Chris Tabraham, formerly Principal Historian for Historic Scotland, entertained us with a talk on the status of women in medieval castles. As a general rule, the wife of a powerful Lord led a somewhat sequestered life managing the household, and was in sole charge during his Lordship’s extended absences. He looked after business in often far-flung and large estates, attended court and travelled with the king around his realm, engaged in other matters of politics and, very likely, in armed conflicts of various sorts. For much of the year the Lord was not in residence. Other women of the establishment had clearly defined roles under the control of her Ladyship, and there were relatively few to deal with: her own personal retinue of maids of the bedchamber and suchlike, probably women of good family. Generally the Lady would work with the castle Steward (male, of course) to oversee the functions of the rest of the establishment – virtually all male. Fundamentally the role of the Lady in the medieval period was to look after her Lord’s domestic needs and to procreate.

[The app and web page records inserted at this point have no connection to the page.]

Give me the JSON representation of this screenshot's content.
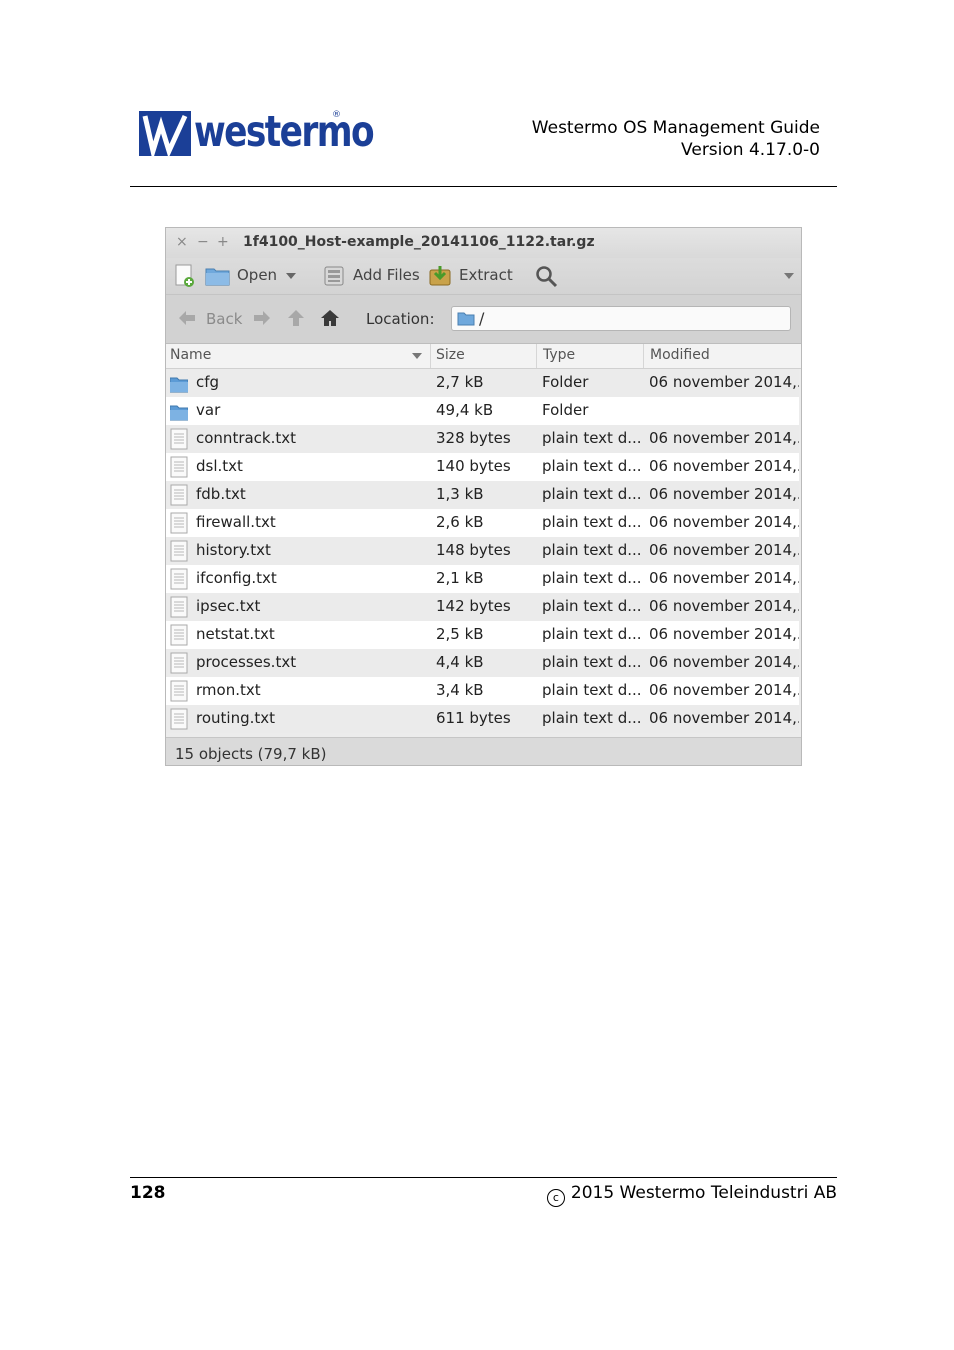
{
  "header": {
    "brand": "westermo",
    "guide_title": "Westermo OS Management Guide",
    "version": "Version 4.17.0-0"
  },
  "window": {
    "close_glyph": "×",
    "minimize_glyph": "−",
    "maximize_glyph": "+",
    "title": "1f4100_Host-example_20141106_1122.tar.gz",
    "toolbar": {
      "open_label": "Open",
      "add_files_label": "Add Files",
      "extract_label": "Extract"
    },
    "nav": {
      "back_label": "Back",
      "location_label": "Location:",
      "location_value": "/"
    },
    "columns": {
      "name": "Name",
      "size": "Size",
      "type": "Type",
      "modified": "Modified"
    },
    "files": [
      {
        "name": "cfg",
        "size": "2,7 kB",
        "type": "Folder",
        "modified": "06 november 2014,...",
        "icon": "folder-icon"
      },
      {
        "name": "var",
        "size": "49,4 kB",
        "type": "Folder",
        "modified": "",
        "icon": "folder-icon"
      },
      {
        "name": "conntrack.txt",
        "size": "328 bytes",
        "type": "plain text d...",
        "modified": "06 november 2014,...",
        "icon": "text-file-icon"
      },
      {
        "name": "dsl.txt",
        "size": "140 bytes",
        "type": "plain text d...",
        "modified": "06 november 2014,...",
        "icon": "text-file-icon"
      },
      {
        "name": "fdb.txt",
        "size": "1,3 kB",
        "type": "plain text d...",
        "modified": "06 november 2014,...",
        "icon": "text-file-icon"
      },
      {
        "name": "firewall.txt",
        "size": "2,6 kB",
        "type": "plain text d...",
        "modified": "06 november 2014,...",
        "icon": "text-file-icon"
      },
      {
        "name": "history.txt",
        "size": "148 bytes",
        "type": "plain text d...",
        "modified": "06 november 2014,...",
        "icon": "text-file-icon"
      },
      {
        "name": "ifconfig.txt",
        "size": "2,1 kB",
        "type": "plain text d...",
        "modified": "06 november 2014,...",
        "icon": "text-file-icon"
      },
      {
        "name": "ipsec.txt",
        "size": "142 bytes",
        "type": "plain text d...",
        "modified": "06 november 2014,...",
        "icon": "text-file-icon"
      },
      {
        "name": "netstat.txt",
        "size": "2,5 kB",
        "type": "plain text d...",
        "modified": "06 november 2014,...",
        "icon": "text-file-icon"
      },
      {
        "name": "processes.txt",
        "size": "4,4 kB",
        "type": "plain text d...",
        "modified": "06 november 2014,...",
        "icon": "text-file-icon"
      },
      {
        "name": "rmon.txt",
        "size": "3,4 kB",
        "type": "plain text d...",
        "modified": "06 november 2014,...",
        "icon": "text-file-icon"
      },
      {
        "name": "routing.txt",
        "size": "611 bytes",
        "type": "plain text d...",
        "modified": "06 november 2014,...",
        "icon": "text-file-icon"
      }
    ],
    "status": "15 objects (79,7 kB)"
  },
  "footer": {
    "page_number": "128",
    "copyright_symbol": "c",
    "copyright": "2015 Westermo Teleindustri AB"
  },
  "colors": {
    "brand_blue": "#1b3f97",
    "folder_blue": "#5c9bd6",
    "row_alt": "#ebebeb"
  }
}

Domestic arrangements were quite curious to our modern eye. The Lord and Lady typically had separate bedchambers to which they had access through their own doors. The two rooms often had a linking passageway or door allowing direct access between them. Although the Lady’s bedchamber tended to be the more modest, both were used for socialising and for private meetings with visitors of all sorts. At night, of course, they would be used for sleep and, doubtless, for love.

Although the Lady would be in charge for the long stretches of her husband’s absence, any small children would tend to spent much of their time with nurses and older male children would often be sent elsewhere for their education and knightly training. Hence the domestic duties of the Lady did not seem to involve the children to any great extent.

There were, of course, exceptions to the general invisibility of the Lady. Our own Countess Ada, wife of Prince Henry, heir to the Scottish throne until his death in the mid 12th century, was a powerful woman who was responsible for the creation of Haddington’s Cistercian Convent and who held in her own right, as part of her marriage settlement, large tracts of land in East Lothian and Fife. It is very probable that she and Price Henry lived in a substantial castle, or palace, which once dominated Haddington from the vicinity of the Pleasance. Management of this would also have been her responsibility. With Prince Henry’s early death, and the death of David 1 shortly afterwards, Ada’s sons became successive Kings of Scots. Therefore, as mother to Malcolm IV and William I (the Lion), Countess Ada would have been a powerful and influential presence at court.

Another East Lothian Lady of note was (Black) Agnes, Countess of Moray, wife of Patrick, Earl of Dunbar and March, who saw off the English army besieging Dunbar Castle in 1338. She had been left in charge of the defence of the castle with only a few men at arms while her husband was away fighting in England. Her success, and her mockery of the English are well known. Two incidents in particular come down to us: her maids dusting the battlements after they were struck by rocks from the English catapults, and her loudly advertised ‘gift’ to the English commander of a freshly baked loaf with some good wine to demonstrate how well supplied the Scots were.

In the transition from the medieval period to early modern in the 16th and 17th centuries, things began to change, with the castle or, increasingly, great house, becoming much more of a home for the whole family. However, the division of labour between Lord and Lady remained much the same, and the household remained very much a male dominated hierarchy right through to the 20th century, when war, universal suffrage, death duties and social change saw the demise (well, mostly!) of this privileged sector of society.

Peter R